▶ _Exercise aim_
Copy the records that follow exactly as written, but not their pictures.

▶ _Data to examine_
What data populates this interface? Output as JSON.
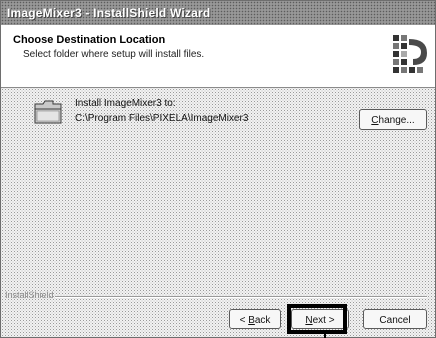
{
  "window": {
    "title": "ImageMixer3 - InstallShield Wizard"
  },
  "header": {
    "title": "Choose Destination Location",
    "subtitle": "Select folder where setup will install files.",
    "logo_icon": "installshield-logo-icon"
  },
  "destination": {
    "label": "Install ImageMixer3 to:",
    "path": "C:\\Program Files\\PIXELA\\ImageMixer3",
    "folder_icon": "folder-icon",
    "change_prefix": "",
    "change_mnemonic": "C",
    "change_rest": "hange..."
  },
  "footer": {
    "brand": "InstallShield",
    "back_prefix": "< ",
    "back_mnemonic": "B",
    "back_rest": "ack",
    "next_prefix": "",
    "next_mnemonic": "N",
    "next_rest": "ext >",
    "cancel_label": "Cancel"
  },
  "colors": {
    "title_bar": "#8d8d8d",
    "header_bg": "#ffffff",
    "focus_outline": "#000000"
  }
}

▶ _Answer to the problem_
What data populates this interface? Output as JSON.
{
  "window": {
    "title": "ImageMixer3 - InstallShield Wizard"
  },
  "header": {
    "title": "Choose Destination Location",
    "subtitle": "Select folder where setup will install files.",
    "logo_icon": "installshield-logo-icon"
  },
  "destination": {
    "label": "Install ImageMixer3 to:",
    "path": "C:\\Program Files\\PIXELA\\ImageMixer3",
    "folder_icon": "folder-icon",
    "change_prefix": "",
    "change_mnemonic": "C",
    "change_rest": "hange..."
  },
  "footer": {
    "brand": "InstallShield",
    "back_prefix": "< ",
    "back_mnemonic": "B",
    "back_rest": "ack",
    "next_prefix": "",
    "next_mnemonic": "N",
    "next_rest": "ext >",
    "cancel_label": "Cancel"
  },
  "colors": {
    "title_bar": "#8d8d8d",
    "header_bg": "#ffffff",
    "focus_outline": "#000000"
  }
}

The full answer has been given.